[lin_video src=http://eplayer.clipsyndicate.com/embed/player.js?aspect_ratio=16×9&auto_next=1&auto_start=0&div_id=videoplayer-1372287408&height=480&page_count=5&pf_id=9624&show_title=1&va_id=4118436&width=640&windows=2 service=syndicaster width=640 height=480 div_id=videoplayer-1372287408 type=script]SYLACAUGA, Ala. (WIAT) — Teams from the Environmental Protection Agency have discharged about 6 million gallons of treated waste water into a creek in Sylacauga in an effort to clean up an abandoned waste water treatment plant.
Crews have been on the old Reef Plant site since October because the harmful chemical hydrogen sulfide was detected in the thousands of gallons of toxic liquid and sludge.
Neighbors complained of a terrible odor coming from the site.
After treating the water with hydrogen peroxide and Lyme, crews began discharging some of the water into nearby Shirtee Creek. The process was running smoothly until recently, when engineers noticed a buildup of oily sludge at the bottom of the basins.
This sludge is clogging up the filters, which is slowing down the discharge process. EPA On-Scene Coordinator Jason Booth calls this “the battle of the sludge.”
Booth has brought in additional employees to help handle the mess. His team is working from 7am to 2am daily.
The EPA has spent more than $1.5 million dollars on this project so far; Booth plans to keep the cost of the entire project less than $2.1 million.

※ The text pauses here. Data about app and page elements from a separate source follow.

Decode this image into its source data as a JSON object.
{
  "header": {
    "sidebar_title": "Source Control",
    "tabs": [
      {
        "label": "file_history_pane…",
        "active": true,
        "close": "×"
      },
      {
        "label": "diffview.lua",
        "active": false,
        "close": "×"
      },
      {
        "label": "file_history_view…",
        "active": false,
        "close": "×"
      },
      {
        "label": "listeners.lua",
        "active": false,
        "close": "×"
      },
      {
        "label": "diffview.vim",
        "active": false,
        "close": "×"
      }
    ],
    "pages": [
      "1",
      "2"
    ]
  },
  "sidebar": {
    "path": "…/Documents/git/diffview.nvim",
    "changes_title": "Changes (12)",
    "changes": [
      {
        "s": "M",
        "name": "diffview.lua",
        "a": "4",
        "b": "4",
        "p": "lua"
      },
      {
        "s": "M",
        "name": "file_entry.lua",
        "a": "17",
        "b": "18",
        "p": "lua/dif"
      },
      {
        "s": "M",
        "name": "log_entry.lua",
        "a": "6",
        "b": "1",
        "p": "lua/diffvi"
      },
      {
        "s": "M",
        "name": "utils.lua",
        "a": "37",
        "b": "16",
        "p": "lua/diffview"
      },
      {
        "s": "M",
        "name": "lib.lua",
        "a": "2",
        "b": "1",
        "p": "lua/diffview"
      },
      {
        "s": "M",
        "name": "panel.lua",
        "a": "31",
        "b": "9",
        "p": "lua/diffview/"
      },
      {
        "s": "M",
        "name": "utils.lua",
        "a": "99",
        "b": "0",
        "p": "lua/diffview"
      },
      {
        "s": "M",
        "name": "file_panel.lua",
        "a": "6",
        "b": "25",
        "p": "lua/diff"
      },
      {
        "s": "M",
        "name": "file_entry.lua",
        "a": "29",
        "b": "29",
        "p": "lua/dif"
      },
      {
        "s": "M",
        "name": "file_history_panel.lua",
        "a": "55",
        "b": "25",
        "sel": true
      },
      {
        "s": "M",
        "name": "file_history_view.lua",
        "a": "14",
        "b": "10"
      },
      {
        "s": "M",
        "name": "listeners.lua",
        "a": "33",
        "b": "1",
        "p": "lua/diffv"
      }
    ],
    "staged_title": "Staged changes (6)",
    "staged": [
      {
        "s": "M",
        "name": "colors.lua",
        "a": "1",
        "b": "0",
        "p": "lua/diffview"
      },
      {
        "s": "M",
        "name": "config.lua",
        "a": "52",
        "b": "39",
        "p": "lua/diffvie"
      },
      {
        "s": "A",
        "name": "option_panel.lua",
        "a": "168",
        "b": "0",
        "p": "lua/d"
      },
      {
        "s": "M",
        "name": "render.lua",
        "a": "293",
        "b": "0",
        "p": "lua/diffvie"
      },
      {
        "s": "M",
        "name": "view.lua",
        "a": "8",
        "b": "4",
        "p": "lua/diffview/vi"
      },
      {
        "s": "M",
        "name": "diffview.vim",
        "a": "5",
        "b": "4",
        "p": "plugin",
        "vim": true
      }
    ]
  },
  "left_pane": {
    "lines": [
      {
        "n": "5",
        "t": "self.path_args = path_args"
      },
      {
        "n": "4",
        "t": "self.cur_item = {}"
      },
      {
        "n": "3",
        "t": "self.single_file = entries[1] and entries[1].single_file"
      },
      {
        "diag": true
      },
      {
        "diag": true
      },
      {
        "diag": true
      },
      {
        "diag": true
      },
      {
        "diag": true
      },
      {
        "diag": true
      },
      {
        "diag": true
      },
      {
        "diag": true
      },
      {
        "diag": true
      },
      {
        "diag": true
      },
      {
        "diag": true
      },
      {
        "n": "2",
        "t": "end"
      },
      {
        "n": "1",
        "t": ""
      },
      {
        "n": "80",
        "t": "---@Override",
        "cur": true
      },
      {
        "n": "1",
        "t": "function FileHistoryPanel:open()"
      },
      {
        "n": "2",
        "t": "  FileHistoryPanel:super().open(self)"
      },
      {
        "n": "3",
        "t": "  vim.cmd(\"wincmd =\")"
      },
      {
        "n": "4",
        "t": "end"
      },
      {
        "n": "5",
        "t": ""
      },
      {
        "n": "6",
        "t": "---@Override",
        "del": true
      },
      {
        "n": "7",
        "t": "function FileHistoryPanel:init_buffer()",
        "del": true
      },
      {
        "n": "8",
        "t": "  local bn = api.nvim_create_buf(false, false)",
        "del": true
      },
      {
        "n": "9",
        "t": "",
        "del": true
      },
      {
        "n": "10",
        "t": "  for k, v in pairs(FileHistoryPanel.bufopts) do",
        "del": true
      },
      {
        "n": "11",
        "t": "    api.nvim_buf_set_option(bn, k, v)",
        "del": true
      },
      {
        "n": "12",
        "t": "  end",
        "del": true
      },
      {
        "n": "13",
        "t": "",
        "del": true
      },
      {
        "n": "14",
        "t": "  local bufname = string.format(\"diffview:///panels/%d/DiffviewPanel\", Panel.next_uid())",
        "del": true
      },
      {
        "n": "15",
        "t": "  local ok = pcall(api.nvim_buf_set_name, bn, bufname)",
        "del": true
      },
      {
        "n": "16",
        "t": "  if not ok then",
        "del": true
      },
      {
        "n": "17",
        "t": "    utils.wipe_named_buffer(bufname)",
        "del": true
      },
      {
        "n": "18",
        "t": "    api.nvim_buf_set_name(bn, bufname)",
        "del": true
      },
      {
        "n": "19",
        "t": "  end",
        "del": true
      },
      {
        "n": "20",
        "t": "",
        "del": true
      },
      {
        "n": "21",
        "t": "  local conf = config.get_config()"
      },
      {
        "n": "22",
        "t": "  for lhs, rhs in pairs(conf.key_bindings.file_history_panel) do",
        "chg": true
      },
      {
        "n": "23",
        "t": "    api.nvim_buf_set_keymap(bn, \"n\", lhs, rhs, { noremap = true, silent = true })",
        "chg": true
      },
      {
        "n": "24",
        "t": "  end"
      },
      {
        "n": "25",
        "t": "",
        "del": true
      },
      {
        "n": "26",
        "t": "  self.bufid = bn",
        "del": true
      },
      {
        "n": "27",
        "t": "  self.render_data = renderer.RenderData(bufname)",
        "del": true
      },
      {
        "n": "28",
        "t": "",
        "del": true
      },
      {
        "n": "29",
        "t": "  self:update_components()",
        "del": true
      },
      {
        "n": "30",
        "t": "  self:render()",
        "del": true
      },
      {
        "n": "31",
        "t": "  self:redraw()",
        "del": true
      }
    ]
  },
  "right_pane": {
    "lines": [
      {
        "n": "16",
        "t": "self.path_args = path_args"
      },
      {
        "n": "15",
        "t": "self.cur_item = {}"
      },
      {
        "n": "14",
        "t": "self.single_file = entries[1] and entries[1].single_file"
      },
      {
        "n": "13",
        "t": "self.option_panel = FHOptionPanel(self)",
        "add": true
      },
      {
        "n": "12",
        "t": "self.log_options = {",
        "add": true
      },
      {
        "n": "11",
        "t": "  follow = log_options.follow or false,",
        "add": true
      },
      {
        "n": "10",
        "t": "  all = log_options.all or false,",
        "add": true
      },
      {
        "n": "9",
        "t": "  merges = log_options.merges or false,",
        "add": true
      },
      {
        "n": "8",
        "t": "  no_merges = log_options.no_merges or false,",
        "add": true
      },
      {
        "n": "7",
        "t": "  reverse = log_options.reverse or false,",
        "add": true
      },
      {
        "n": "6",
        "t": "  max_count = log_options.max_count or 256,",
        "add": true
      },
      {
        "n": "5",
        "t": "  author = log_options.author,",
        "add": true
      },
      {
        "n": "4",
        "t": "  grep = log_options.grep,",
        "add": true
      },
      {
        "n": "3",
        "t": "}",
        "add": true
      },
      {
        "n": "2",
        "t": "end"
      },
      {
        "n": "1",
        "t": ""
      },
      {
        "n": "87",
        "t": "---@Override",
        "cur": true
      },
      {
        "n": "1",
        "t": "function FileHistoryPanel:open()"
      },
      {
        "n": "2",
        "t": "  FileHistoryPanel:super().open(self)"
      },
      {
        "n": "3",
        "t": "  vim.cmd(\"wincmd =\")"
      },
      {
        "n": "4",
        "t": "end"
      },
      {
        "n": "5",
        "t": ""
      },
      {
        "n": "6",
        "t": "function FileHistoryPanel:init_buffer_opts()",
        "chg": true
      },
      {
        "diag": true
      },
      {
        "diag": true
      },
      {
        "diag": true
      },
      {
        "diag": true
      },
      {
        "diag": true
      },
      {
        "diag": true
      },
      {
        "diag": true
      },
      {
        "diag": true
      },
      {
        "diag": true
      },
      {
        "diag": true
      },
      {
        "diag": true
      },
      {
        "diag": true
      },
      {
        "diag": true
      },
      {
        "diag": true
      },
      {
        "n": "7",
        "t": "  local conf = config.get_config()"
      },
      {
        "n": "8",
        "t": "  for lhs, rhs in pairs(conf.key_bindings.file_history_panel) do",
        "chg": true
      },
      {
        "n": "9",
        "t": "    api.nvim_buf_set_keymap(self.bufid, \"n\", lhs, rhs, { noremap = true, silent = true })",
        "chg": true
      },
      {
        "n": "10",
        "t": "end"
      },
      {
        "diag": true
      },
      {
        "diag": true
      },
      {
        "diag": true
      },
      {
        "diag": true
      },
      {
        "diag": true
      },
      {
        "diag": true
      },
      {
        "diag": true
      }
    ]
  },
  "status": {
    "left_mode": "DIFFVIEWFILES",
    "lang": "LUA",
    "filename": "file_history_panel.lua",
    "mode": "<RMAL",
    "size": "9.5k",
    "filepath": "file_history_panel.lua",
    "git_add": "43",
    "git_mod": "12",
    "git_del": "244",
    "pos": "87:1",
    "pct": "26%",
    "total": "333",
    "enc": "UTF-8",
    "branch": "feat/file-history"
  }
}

Booth says their work should be completed by the end of July.